"See you then!" he said brightly, then, stood up, stretched, and waved off at the man. After he had received a reply – a calm hand raised in farewell – he trotted off, running back home in hopes that his mom wouldn't get angry about him staying out late.

She wasn't angry, but she was concerned, and set him off to bed straight away. He happily complied, and though his thoughts were restless, still processing all that he had learned today, he was soon able to drift off into an easy sleep, dreams filled with ideas of samurai and exotic places and a man with a black mask with ventilator tubes in every one of them, fighting alongside him.

.

It was too much to place on a stranger, Izuku knew. But he was the only one aside from his mother who would talk to him without jeers, and all the teachers and adults would always talk down to him, like he was stupid just because he was a child still. Not so with Aku-san. He listened patiently, discussed ideas with Izuku as if Izuku was a meritable scholar, and took his ideas seriously.

So it wasn't all too unexpected that Izuku developed a quick and strong attachment to the man, even if he knew it wasn't right to be talking to a stranger so much - even if he knew mother would be worried if he told her how he had met his mysterious new tutor. He liked the man, and his company, the chatter, was a soft comfort to Izuku, a solace that he realized he had desperately needed.

So that was why, when Aku-san told him that this was their last meeting some months after their meetings had begun, that he could not come here any longer, that there would be no way to contact him when he was gone, Izuku asked if he could come with him.

They were words he had said on a whim, out of a surprised panic, but the man had considered it seriously. He then, just as seriously, told Izuku that he had many enemies and did not live a comfortable lifestyle. Coming with him would not mean a comfortable or convenient life.

Izuku was stunned that the man had took the hasty proposition seriously, and found himself now thinking about it more, running possibilities and regrets and ideas through his mind like his life was a reel he was watching through. He didn't find much in that reel worth watching, however, so he bolstered himself, squared his shoulders, looked ever so slightly away, and said, "I still want to. I don't have anything here to live for. You're the only one that actually talks to me." He wasn't embarrased by the words, because it was a confession he had already long since spouted and been recieved graciously.

He swallowed, and found that his gaze had drifted to the ground, his eyes fixed to his shoes.

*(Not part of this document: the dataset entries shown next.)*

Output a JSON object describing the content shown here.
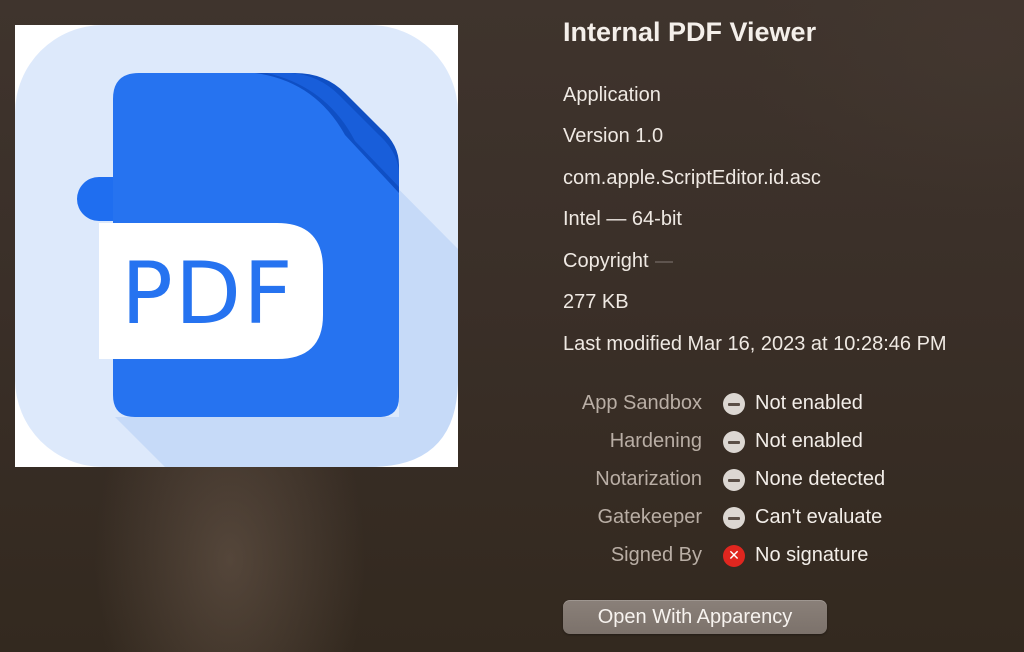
{
  "app": {
    "name": "Internal PDF Viewer",
    "icon": "pdf-document-icon",
    "icon_text": "PDF"
  },
  "info": {
    "kind": "Application",
    "version": "Version 1.0",
    "bundle_id": "com.apple.ScriptEditor.id.asc",
    "architecture": "Intel — 64-bit",
    "copyright_label": "Copyright",
    "size": "277 KB",
    "last_modified": "Last modified Mar 16, 2023 at 10:28:46 PM"
  },
  "security": [
    {
      "label": "App Sandbox",
      "status": "neutral",
      "icon": "minus-circle-icon",
      "value": "Not enabled"
    },
    {
      "label": "Hardening",
      "status": "neutral",
      "icon": "minus-circle-icon",
      "value": "Not enabled"
    },
    {
      "label": "Notarization",
      "status": "neutral",
      "icon": "minus-circle-icon",
      "value": "None detected"
    },
    {
      "label": "Gatekeeper",
      "status": "neutral",
      "icon": "minus-circle-icon",
      "value": "Can't evaluate"
    },
    {
      "label": "Signed By",
      "status": "error",
      "icon": "x-circle-icon",
      "value": "No signature"
    }
  ],
  "actions": {
    "open_with": "Open With Apparency"
  },
  "colors": {
    "icon_background": "#dde9fb",
    "document_blue": "#2673f0",
    "document_fold": "#0f4fc4",
    "error_red": "#e0261f"
  }
}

Taking a deep breath, he raised his eyes to meet Aku-san's implacable mask.

The man stared at him for a long moment, then said,

"Alright.

"You can come with me, Midoriya Izuku. But I warn you, it will not at all be what you expect, and you will not be able to turn back."

At first, Izuku could scarcely believe his ears.

Then a smile broke out on his face.

He could come!

He could break out of this hellhole and be free!

Unheeding of the man's warning, he found himself hugging the man in gratitude, this impromptu idea taking a wild hold of him, promising him salvation, freedom, change, anything else.

He didn't know anything about this man, other than his scholarship and kind demeanor. He didn't know where he was going. He didn't know what kind of "enemies" he had.

But Izuku was damned if he wouldn't let the one person who actually talked to him go without a fight.

He had been just that lonely.